◆ **Problem to work on**:
When you have gone through the entries below, state how many lines include the word "title" and write nothing else.

[Excerpts from an interface dataset]
○ ○ ○ ○ ○

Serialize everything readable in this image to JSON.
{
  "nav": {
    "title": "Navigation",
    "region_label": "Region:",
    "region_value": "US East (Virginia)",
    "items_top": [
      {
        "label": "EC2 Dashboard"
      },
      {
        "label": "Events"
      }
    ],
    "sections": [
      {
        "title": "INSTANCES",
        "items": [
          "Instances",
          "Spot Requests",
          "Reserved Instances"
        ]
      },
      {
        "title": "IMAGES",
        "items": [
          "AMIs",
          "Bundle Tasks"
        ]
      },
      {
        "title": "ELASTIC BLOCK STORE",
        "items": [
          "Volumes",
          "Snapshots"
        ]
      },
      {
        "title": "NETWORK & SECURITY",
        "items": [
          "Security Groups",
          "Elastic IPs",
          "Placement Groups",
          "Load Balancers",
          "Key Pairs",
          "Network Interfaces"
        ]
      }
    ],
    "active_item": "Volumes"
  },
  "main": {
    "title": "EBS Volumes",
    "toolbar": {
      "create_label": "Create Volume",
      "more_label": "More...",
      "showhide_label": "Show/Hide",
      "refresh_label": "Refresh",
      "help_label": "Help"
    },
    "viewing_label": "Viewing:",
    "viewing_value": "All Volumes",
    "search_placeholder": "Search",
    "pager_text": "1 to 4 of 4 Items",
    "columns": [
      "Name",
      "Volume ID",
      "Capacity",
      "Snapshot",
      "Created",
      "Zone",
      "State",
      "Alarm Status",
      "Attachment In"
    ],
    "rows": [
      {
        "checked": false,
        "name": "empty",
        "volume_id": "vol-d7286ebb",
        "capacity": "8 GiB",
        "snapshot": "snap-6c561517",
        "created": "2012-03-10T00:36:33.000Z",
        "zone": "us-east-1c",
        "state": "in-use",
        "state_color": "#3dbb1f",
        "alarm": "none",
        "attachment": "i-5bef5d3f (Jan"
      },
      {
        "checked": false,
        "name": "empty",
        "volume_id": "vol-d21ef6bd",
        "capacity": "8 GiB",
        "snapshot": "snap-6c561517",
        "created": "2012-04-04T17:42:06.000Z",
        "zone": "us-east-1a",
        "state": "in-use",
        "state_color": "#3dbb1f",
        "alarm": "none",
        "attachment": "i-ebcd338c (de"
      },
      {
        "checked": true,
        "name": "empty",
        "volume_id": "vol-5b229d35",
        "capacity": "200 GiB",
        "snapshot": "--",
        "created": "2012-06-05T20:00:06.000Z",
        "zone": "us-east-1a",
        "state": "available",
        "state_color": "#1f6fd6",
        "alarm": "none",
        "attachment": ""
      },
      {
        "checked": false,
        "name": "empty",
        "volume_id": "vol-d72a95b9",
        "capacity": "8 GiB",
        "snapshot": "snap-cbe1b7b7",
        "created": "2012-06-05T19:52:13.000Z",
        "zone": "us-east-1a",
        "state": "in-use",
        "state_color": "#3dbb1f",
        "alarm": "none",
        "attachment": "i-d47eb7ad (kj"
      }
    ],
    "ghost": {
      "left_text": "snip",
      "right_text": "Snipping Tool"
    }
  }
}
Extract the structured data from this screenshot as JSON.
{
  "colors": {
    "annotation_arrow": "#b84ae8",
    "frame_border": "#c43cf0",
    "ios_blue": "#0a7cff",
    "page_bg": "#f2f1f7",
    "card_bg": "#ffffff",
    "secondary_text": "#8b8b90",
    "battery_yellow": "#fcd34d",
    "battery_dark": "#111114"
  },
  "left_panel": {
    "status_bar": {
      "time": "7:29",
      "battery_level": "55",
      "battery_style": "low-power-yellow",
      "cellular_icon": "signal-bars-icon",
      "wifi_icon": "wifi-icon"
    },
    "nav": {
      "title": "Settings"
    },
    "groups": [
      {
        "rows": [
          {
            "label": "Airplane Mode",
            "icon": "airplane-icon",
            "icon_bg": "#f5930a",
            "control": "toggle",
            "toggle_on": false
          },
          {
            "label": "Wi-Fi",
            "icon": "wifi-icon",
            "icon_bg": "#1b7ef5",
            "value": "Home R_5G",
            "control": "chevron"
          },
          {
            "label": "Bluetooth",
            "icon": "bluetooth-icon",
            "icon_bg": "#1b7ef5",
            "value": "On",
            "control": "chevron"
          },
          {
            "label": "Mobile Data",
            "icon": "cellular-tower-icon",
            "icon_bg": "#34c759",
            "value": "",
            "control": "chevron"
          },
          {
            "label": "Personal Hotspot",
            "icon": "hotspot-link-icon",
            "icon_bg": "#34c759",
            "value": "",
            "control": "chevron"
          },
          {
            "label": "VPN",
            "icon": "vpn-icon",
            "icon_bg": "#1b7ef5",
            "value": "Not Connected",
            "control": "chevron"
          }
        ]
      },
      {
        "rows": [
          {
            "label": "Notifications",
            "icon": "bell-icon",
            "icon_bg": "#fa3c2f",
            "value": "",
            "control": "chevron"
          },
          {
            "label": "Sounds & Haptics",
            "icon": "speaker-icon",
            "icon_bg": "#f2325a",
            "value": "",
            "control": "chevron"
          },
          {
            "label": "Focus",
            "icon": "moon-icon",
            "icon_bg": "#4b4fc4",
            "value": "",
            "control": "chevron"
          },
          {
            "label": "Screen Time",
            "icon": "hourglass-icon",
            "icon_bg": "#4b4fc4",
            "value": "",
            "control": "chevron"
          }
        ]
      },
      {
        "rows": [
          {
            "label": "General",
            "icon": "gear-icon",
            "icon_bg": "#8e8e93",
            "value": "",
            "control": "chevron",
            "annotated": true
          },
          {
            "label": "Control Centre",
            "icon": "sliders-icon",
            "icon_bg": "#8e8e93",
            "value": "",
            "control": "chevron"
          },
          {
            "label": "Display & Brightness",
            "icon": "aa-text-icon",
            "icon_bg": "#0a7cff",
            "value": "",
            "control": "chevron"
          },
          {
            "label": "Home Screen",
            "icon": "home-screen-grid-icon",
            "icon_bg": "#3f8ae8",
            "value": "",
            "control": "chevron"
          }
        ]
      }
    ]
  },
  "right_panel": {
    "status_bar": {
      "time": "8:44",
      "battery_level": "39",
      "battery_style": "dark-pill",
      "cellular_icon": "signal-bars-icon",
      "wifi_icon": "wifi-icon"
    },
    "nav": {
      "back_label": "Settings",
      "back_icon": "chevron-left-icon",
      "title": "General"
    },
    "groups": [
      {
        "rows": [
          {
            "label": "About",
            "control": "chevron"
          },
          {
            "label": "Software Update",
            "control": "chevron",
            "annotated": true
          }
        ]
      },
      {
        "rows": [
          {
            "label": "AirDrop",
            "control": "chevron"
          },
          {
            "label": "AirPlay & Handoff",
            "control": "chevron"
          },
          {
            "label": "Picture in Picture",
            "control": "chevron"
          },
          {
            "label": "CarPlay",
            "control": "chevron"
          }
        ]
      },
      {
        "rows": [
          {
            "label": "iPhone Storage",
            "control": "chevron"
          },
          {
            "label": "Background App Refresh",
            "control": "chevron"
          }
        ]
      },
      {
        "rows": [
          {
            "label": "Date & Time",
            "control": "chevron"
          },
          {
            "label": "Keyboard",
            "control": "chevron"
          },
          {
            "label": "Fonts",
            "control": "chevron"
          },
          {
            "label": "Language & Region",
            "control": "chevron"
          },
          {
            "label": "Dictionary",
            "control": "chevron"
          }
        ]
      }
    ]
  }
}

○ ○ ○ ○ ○

◆ **Reply**:
8